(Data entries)
=== Section Start ===

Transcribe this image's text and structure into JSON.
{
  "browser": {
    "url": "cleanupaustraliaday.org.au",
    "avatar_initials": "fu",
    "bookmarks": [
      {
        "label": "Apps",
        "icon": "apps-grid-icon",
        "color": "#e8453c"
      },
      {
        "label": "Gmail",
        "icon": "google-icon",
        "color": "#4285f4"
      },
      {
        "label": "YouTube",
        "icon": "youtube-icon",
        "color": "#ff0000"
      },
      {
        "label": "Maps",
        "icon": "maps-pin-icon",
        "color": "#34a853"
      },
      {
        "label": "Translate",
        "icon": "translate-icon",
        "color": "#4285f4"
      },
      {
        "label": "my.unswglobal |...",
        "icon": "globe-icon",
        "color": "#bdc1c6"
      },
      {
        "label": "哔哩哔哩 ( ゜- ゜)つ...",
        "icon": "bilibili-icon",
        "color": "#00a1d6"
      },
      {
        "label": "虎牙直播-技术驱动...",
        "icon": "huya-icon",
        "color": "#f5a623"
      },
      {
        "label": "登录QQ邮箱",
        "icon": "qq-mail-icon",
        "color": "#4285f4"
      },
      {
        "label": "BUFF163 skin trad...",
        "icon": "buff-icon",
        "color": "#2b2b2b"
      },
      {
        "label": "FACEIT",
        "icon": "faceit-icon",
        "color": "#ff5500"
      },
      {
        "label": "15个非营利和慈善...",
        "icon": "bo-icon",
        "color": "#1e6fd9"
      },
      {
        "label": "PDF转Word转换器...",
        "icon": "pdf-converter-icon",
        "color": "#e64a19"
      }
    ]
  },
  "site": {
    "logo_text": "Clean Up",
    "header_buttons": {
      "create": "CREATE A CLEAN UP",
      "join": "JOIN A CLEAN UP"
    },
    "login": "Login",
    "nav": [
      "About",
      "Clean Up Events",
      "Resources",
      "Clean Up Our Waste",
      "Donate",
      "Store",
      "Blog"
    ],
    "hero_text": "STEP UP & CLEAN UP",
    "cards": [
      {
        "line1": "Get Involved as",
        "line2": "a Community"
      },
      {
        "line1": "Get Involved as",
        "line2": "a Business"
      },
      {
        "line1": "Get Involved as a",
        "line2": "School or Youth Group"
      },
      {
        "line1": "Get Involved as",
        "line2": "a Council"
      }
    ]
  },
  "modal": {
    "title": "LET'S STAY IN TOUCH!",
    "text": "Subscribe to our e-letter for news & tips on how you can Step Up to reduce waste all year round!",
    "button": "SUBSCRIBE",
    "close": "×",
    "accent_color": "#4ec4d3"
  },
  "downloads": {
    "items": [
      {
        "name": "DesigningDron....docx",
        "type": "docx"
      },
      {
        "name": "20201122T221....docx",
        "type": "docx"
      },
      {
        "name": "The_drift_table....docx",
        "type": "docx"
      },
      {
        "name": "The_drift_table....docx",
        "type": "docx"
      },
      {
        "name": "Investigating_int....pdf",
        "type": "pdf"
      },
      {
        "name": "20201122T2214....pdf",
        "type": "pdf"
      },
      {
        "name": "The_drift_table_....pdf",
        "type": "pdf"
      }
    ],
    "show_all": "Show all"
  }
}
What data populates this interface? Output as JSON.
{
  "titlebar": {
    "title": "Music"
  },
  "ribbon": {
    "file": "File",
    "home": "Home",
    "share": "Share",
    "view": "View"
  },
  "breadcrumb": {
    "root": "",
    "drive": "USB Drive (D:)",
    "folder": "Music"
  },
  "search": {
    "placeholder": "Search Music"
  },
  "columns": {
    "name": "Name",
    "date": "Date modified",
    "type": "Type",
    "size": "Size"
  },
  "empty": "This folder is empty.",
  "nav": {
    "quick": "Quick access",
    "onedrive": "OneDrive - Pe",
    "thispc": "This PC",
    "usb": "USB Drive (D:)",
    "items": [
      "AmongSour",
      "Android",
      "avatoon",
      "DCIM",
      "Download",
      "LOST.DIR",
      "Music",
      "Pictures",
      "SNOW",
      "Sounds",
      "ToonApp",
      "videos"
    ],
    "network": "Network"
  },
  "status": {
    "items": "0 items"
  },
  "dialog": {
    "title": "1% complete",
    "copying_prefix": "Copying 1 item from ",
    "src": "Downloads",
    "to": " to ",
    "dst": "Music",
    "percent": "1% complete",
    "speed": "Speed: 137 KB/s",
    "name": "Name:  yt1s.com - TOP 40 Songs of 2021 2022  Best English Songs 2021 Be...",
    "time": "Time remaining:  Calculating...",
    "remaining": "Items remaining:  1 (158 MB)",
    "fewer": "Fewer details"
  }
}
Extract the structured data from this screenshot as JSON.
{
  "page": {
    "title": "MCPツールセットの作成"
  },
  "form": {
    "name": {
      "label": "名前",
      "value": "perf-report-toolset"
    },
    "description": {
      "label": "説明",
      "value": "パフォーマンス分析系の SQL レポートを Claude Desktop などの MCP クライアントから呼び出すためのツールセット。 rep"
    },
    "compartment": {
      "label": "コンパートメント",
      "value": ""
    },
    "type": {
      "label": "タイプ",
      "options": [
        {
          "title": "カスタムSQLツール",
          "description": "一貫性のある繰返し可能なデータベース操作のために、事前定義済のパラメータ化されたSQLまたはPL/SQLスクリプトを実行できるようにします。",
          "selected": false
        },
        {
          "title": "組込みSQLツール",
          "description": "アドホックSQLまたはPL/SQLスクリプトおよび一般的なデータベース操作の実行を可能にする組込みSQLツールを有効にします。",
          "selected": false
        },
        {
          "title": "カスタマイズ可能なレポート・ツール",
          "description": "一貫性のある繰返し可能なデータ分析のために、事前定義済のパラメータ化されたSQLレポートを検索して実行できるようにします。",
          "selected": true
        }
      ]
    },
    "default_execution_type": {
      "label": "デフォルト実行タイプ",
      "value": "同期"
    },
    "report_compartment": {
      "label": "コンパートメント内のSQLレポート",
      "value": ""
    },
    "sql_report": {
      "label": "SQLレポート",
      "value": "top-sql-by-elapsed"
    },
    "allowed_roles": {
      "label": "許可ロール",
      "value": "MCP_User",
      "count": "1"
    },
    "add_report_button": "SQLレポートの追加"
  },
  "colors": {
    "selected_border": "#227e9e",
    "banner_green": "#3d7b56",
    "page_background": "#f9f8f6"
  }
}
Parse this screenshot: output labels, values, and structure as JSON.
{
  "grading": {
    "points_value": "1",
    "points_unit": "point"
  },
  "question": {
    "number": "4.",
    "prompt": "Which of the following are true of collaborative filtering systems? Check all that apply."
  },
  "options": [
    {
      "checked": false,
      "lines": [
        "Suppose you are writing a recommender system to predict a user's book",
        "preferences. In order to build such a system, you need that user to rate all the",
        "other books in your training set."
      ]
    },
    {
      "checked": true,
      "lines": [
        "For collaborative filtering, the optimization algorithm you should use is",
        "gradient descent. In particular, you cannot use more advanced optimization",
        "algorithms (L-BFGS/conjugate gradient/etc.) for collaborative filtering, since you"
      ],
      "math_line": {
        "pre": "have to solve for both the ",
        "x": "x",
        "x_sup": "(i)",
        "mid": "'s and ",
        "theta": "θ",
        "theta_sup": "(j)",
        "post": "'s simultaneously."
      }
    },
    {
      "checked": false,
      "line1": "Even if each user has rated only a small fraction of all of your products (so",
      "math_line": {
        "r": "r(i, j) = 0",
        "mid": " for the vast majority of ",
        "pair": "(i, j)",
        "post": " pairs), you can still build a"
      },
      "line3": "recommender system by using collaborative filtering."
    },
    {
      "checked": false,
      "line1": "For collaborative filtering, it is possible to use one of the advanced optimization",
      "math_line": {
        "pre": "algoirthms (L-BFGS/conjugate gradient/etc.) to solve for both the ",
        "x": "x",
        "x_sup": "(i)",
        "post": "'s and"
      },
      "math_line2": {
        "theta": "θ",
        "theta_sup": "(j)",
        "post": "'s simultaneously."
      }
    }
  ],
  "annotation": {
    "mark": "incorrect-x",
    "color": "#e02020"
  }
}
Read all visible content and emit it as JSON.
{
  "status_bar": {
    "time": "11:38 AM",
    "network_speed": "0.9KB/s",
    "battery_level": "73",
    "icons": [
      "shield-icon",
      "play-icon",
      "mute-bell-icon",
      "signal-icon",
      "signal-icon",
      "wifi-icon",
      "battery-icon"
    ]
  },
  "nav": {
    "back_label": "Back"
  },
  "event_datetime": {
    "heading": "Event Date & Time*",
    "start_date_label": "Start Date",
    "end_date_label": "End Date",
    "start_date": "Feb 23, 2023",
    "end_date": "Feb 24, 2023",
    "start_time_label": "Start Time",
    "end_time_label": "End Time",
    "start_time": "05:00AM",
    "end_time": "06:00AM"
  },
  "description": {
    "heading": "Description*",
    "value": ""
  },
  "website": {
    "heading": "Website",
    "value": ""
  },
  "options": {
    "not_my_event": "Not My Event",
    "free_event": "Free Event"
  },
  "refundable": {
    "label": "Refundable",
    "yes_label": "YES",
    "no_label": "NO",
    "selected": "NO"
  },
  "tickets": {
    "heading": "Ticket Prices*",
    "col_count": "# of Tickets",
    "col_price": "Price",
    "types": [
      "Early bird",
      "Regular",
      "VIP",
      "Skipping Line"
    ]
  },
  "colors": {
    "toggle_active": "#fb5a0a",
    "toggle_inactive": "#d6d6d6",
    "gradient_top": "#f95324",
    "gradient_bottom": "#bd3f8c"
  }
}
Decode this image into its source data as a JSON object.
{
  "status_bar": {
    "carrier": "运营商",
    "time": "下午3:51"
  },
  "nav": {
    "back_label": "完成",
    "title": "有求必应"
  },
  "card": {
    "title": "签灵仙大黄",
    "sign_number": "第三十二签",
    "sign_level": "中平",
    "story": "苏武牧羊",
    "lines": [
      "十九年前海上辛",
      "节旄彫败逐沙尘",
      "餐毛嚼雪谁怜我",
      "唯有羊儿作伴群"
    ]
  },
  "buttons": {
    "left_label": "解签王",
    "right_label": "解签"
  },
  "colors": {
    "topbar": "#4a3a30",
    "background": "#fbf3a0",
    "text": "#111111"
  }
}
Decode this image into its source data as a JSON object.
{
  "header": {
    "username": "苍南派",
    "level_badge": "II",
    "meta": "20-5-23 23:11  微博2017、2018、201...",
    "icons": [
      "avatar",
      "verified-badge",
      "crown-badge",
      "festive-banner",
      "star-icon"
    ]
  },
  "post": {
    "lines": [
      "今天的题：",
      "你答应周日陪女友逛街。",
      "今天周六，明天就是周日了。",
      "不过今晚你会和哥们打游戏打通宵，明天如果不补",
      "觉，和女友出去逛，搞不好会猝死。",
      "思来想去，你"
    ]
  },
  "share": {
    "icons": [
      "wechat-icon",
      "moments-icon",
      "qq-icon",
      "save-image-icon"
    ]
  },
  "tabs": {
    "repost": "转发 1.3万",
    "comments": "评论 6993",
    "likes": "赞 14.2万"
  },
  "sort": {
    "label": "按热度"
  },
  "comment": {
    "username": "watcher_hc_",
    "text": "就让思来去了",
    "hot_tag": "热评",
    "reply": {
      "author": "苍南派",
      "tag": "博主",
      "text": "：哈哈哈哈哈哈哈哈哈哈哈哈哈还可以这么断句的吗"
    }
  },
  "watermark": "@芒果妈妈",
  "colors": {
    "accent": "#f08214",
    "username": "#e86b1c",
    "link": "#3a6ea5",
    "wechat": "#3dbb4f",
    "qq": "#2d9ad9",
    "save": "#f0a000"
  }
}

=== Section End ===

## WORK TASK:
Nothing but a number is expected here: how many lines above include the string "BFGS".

## SOLUTION TO THIS EXERCISE:
2